(Data provided begins)
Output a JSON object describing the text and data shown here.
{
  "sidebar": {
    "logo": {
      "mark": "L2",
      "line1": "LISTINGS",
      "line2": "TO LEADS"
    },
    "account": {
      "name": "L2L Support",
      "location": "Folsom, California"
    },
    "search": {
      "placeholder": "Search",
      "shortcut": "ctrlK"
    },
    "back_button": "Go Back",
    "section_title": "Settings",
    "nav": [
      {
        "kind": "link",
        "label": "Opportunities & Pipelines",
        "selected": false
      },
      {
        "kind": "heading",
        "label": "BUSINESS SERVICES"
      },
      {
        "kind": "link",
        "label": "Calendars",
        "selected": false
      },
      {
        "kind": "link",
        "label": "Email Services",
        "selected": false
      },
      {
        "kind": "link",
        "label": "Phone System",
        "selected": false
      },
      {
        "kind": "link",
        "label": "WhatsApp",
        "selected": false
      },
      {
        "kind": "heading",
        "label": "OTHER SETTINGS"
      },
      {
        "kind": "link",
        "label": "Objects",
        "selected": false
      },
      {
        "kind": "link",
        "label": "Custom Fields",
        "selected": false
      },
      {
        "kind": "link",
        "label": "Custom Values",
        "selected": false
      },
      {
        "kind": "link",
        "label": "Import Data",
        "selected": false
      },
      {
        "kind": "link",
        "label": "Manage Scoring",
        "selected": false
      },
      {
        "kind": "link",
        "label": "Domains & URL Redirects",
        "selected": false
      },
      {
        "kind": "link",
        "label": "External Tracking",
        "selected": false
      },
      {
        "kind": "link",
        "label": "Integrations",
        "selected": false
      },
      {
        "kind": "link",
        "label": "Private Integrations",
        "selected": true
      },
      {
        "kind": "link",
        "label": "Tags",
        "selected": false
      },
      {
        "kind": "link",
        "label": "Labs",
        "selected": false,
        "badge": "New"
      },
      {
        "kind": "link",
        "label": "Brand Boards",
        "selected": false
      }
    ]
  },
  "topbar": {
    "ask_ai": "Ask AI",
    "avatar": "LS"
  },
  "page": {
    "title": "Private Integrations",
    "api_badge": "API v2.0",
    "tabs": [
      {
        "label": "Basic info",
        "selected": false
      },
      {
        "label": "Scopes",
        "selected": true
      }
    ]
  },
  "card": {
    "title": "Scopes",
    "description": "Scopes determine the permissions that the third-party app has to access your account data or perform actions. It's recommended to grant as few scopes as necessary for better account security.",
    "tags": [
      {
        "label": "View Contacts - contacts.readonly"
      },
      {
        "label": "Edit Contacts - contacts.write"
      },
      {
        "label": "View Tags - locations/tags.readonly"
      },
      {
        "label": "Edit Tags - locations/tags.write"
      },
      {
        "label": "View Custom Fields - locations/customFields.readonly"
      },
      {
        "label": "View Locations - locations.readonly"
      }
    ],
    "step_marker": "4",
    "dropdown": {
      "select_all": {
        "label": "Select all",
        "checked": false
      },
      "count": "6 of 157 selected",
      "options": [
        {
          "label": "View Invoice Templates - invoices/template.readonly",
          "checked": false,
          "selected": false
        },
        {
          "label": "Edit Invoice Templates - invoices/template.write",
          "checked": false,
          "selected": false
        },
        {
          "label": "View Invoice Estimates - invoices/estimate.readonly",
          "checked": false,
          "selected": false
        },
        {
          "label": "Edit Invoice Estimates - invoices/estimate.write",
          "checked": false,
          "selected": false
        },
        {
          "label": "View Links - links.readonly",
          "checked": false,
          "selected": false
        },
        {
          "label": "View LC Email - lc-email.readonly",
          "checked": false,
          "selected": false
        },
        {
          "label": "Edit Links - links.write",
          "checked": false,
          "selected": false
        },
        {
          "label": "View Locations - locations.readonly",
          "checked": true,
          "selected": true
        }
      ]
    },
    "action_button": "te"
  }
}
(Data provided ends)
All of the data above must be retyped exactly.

Output a JSON object describing the text and data shown here.
{
  "sidebar": {
    "logo": {
      "mark": "L2",
      "line1": "LISTINGS",
      "line2": "TO LEADS"
    },
    "account": {
      "name": "L2L Support",
      "location": "Folsom, California"
    },
    "search": {
      "placeholder": "Search",
      "shortcut": "ctrlK"
    },
    "back_button": "Go Back",
    "section_title": "Settings",
    "nav": [
      {
        "kind": "link",
        "label": "Opportunities & Pipelines",
        "selected": false
      },
      {
        "kind": "heading",
        "label": "BUSINESS SERVICES"
      },
      {
        "kind": "link",
        "label": "Calendars",
        "selected": false
      },
      {
        "kind": "link",
        "label": "Email Services",
        "selected": false
      },
      {
        "kind": "link",
        "label": "Phone System",
        "selected": false
      },
      {
        "kind": "link",
        "label": "WhatsApp",
        "selected": false
      },
      {
        "kind": "heading",
        "label": "OTHER SETTINGS"
      },
      {
        "kind": "link",
        "label": "Objects",
        "selected": false
      },
      {
        "kind": "link",
        "label": "Custom Fields",
        "selected": false
      },
      {
        "kind": "link",
        "label": "Custom Values",
        "selected": false
      },
      {
        "kind": "link",
        "label": "Import Data",
        "selected": false
      },
      {
        "kind": "link",
        "label": "Manage Scoring",
        "selected": false
      },
      {
        "kind": "link",
        "label": "Domains & URL Redirects",
        "selected": false
      },
      {
        "kind": "link",
        "label": "External Tracking",
        "selected": false
      },
      {
        "kind": "link",
        "label": "Integrations",
        "selected": false
      },
      {
        "kind": "link",
        "label": "Private Integrations",
        "selected": true
      },
      {
        "kind": "link",
        "label": "Tags",
        "selected": false
      },
      {
        "kind": "link",
        "label": "Labs",
        "selected": false,
        "badge": "New"
      },
      {
        "kind": "link",
        "label": "Brand Boards",
        "selected": false
      }
    ]
  },
  "topbar": {
    "ask_ai": "Ask AI",
    "avatar": "LS"
  },
  "page": {
    "title": "Private Integrations",
    "api_badge": "API v2.0",
    "tabs": [
      {
        "label": "Basic info",
        "selected": false
      },
      {
        "label": "Scopes",
        "selected": true
      }
    ]
  },
  "card": {
    "title": "Scopes",
    "description": "Scopes determine the permissions that the third-party app has to access your account data or perform actions. It's recommended to grant as few scopes as necessary for better account security.",
    "tags": [
      {
        "label": "View Contacts - contacts.readonly"
      },
      {
        "label": "Edit Contacts - contacts.write"
      },
      {
        "label": "View Tags - locations/tags.readonly"
      },
      {
        "label": "Edit Tags - locations/tags.write"
      },
      {
        "label": "View Custom Fields - locations/customFields.readonly"
      },
      {
        "label": "View Locations - locations.readonly"
      }
    ],
    "step_marker": "4",
    "dropdown": {
      "select_all": {
        "label": "Select all",
        "checked": false
      },
      "count": "6 of 157 selected",
      "options": [
        {
          "label": "View Invoice Templates - invoices/template.readonly",
          "checked": false,
          "selected": false
        },
        {
          "label": "Edit Invoice Templates - invoices/template.write",
          "checked": false,
          "selected": false
        },
        {
          "label": "View Invoice Estimates - invoices/estimate.readonly",
          "checked": false,
          "selected": false
        },
        {
          "label": "Edit Invoice Estimates - invoices/estimate.write",
          "checked": false,
          "selected": false
        },
        {
          "label": "View Links - links.readonly",
          "checked": false,
          "selected": false
        },
        {
          "label": "View LC Email - lc-email.readonly",
          "checked": false,
          "selected": false
        },
        {
          "label": "Edit Links - links.write",
          "checked": false,
          "selected": false
        },
        {
          "label": "View Locations - locations.readonly",
          "checked": true,
          "selected": true
        }
      ]
    },
    "action_button": "te"
  }
}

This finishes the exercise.